Amazon Web Services (AWS) is an ‘Amazon.com’ subsidiary that offers cloud-computing services at very affordable rates, therefore making its customer base strong from small companies to big enterprises. Cloud computing is the utilization of remote servers on the web to store, manage and process data instead of an area server or PC. There are basically 3 categories in cloud computing:
- IaaS (Infrastructure as a service)
- IaaS gives you a server within the cloud (virtual machine) that you simply have complete control over.
- In IaaS, you’re liable for managing everything from the OS up to the application you are running.
- PaaS (Platform as a Service)
- With PaaS, you have got a mixture of flexibility and ease.
- Flexible because it is often tailored to the application’s needs.
- Simple as no need for OS maintenance, versions, patches.
- SaaS (Software as a Service)
- A software distribution model in which a third-party provider hosts applications.
- Instead of putting in and maintaining software, you merely access it via the web.
- Automatic updates reduce the burden on in-house IT staff
AWS is one of the simplest cloud service providers and DevOps on the opposite hand is that the ‘need of the hour’ implementation of the software development lifecycle. The following reasons make AWS DevOps a highly popular amalgamation.
DevOps teams are required to make and release cloud instances and services more frequently than traditional development teams. AWS Cloud Formation enables you to try to do just that. ‘Templates’ of AWS resources like EC2 instances, ECS containers, and S3 storage buckets allows you to set up the whole stack without you having to bring everything together yourself.
AWS EC2 speaks for itself. You will run containers inside EC2 instances. Hence you will leverage the AWS Security and management features; one more reason why AWS DevOps may be a lethal combo.
This monitoring tool allows you to track every resource that AWS has got to offer. Plus, it makes it very easy to use third-party tools for monitoring like Sumo Logic, etc.

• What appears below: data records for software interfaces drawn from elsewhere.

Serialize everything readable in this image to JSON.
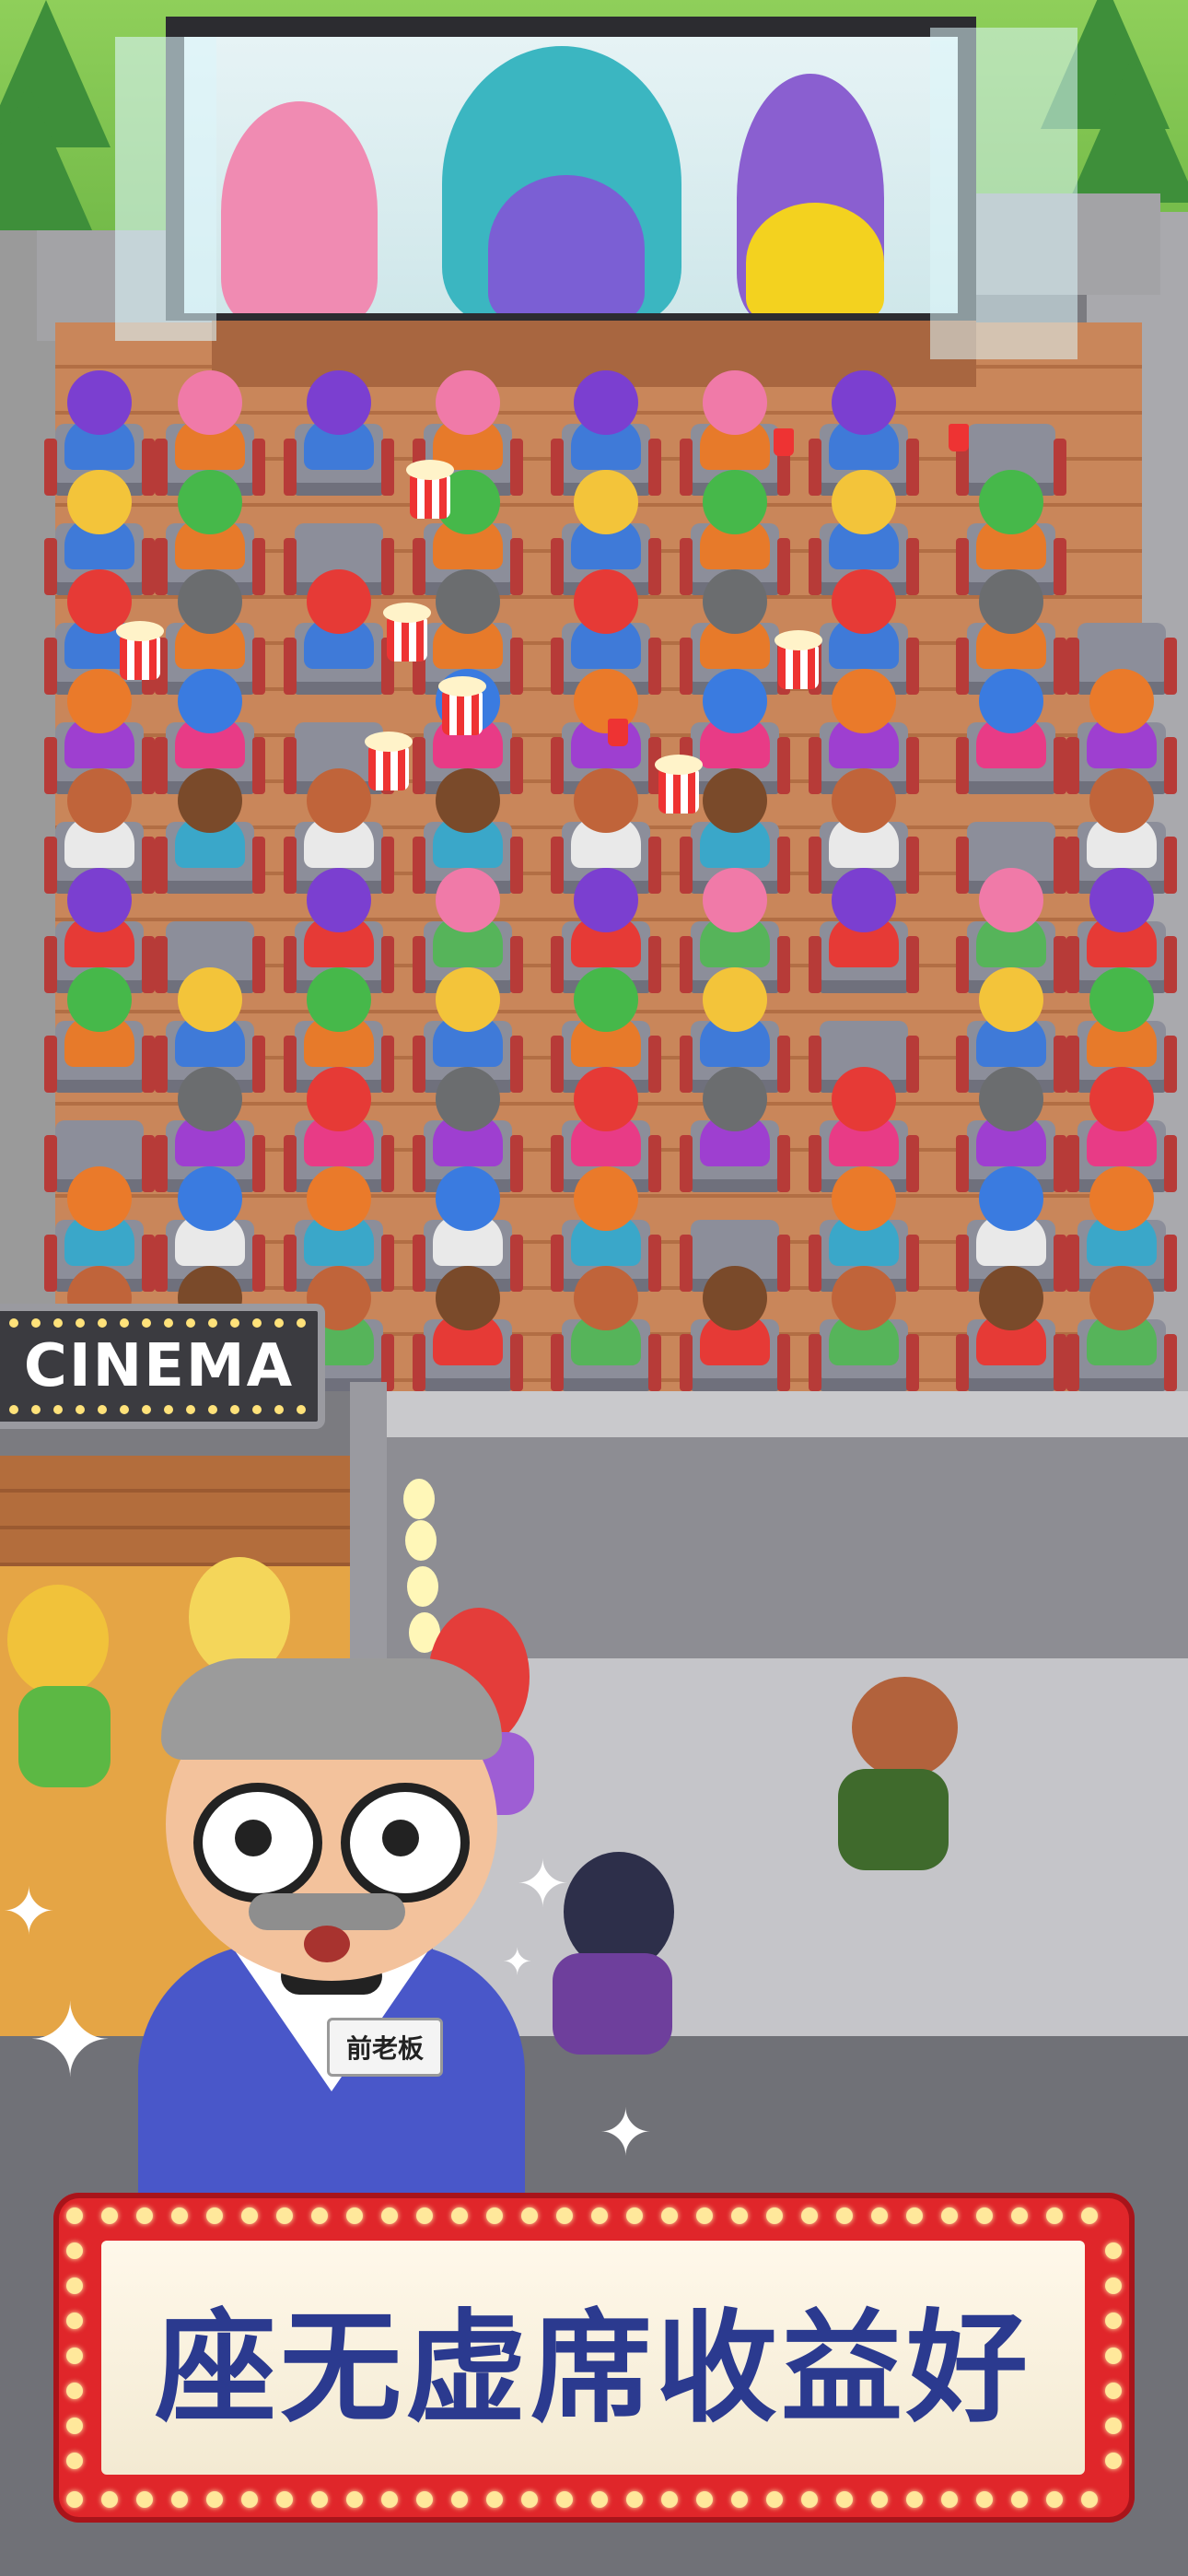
{
  "game": {
    "cinema_sign": "CINEMA",
    "mascot_badge": "前老板",
    "banner_text": "座无虚席收益好"
  },
  "colors": {
    "banner_red": "#e0262a",
    "banner_text": "#2b3a8f",
    "floor_wood": "#c9865a",
    "seat_gray": "#8c8e9a",
    "seat_arm_red": "#b73b38"
  },
  "icons": {
    "popcorn": "popcorn-bucket-icon",
    "drink": "soda-cup-icon",
    "sparkle": "sparkle-icon"
  }
}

CodePipeline is one popular feature from AWS which highly simplifies the way you manage your CI/CD toolset. It allows you to integrate with tools like GitHub, Jenkins, and CodeDeploy enabling you to visually control the flow of app updates from build to production.
Instances In AWS

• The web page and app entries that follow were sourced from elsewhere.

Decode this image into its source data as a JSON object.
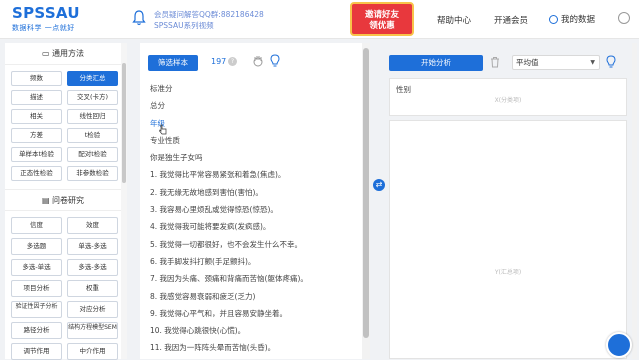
{
  "header": {
    "logo_main": "SPSSAU",
    "logo_sub": "数据科学 一点就好",
    "notice_line1": "会员疑问解答QQ群:882186428",
    "notice_line2": "SPSSAU系列视频",
    "promo_line1": "邀请好友",
    "promo_line2": "领优惠",
    "nav_help": "帮助中心",
    "nav_vip": "开通会员",
    "nav_mydata": "我的数据"
  },
  "sidebar": {
    "section1_title": "通用方法",
    "section1_items": [
      "频数",
      "分类汇总",
      "描述",
      "交叉(卡方)",
      "相关",
      "线性回归",
      "方差",
      "t检验",
      "单样本t检验",
      "配对t检验",
      "正态性检验",
      "非参数检验"
    ],
    "section1_active": "分类汇总",
    "section2_title": "问卷研究",
    "section2_items": [
      "信度",
      "效度",
      "多选题",
      "单选-多选",
      "多选-单选",
      "多选-多选",
      "项目分析",
      "权重",
      "验证性因子分析",
      "对应分析",
      "路径分析",
      "结构方程模型SEM",
      "调节作用",
      "中介作用"
    ]
  },
  "variable_panel": {
    "filter_button": "筛选样本",
    "count": "197",
    "qmark": "?",
    "variables": [
      "标准分",
      "总分",
      "年级",
      "专业性质",
      "你是独生子女吗",
      "1. 我觉得比平常容易紧张和着急(焦虑)。",
      "2. 我无缘无故地感到害怕(害怕)。",
      "3. 我容易心里烦乱或觉得惊恐(惊恐)。",
      "4. 我觉得我可能将要发疯(发疯感)。",
      "5. 我觉得一切都很好，也不会发生什么不幸。",
      "6. 我手脚发抖打颤(手足颤抖)。",
      "7. 我因为头痛、颈痛和背痛而苦恼(躯体疼痛)。",
      "8. 我感觉容易衰弱和疲乏(乏力)",
      "9. 我觉得心平气和，并且容易安静坐着。",
      "10. 我觉得心跳很快(心慌)。",
      "11. 我因为一阵阵头晕而苦恼(头昏)。"
    ],
    "highlighted": "年级"
  },
  "analysis_panel": {
    "analyze_button": "开始分析",
    "select_value": "平均值",
    "swap_icon": "⇄",
    "x_label": "性别",
    "x_placeholder": "X(分类项)",
    "y_placeholder": "Y(汇总项)"
  },
  "colors": {
    "accent": "#1e6fd9",
    "promo": "#e8383d"
  }
}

AWS frequently creates and adds new instances to their list; and therefore, the levels of customization with these instances allow you create easy to use AWS DevOps together.

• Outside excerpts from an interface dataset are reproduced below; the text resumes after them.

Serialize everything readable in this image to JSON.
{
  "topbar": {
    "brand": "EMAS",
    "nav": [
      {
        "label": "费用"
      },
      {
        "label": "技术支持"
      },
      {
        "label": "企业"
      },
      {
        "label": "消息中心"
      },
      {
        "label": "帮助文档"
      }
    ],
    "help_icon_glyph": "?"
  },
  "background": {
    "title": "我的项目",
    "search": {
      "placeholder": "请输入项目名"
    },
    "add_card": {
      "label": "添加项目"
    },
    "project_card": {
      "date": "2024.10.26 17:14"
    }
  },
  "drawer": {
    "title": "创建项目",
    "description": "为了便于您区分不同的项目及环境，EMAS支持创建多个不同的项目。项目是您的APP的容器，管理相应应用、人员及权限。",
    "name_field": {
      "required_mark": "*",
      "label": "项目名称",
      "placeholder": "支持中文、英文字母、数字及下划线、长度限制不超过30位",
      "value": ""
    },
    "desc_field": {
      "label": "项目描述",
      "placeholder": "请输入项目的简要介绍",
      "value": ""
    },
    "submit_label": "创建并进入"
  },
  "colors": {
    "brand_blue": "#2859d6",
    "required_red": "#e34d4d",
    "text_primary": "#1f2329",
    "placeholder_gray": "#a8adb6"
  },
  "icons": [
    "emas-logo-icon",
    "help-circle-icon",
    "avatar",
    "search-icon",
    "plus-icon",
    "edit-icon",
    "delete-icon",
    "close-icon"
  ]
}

All these services help in automating the process of continuous integration and deployment; and they also help in improving and automating monitoring and scalability activities thus making these two i.e., DevOps and AWS a potent combo.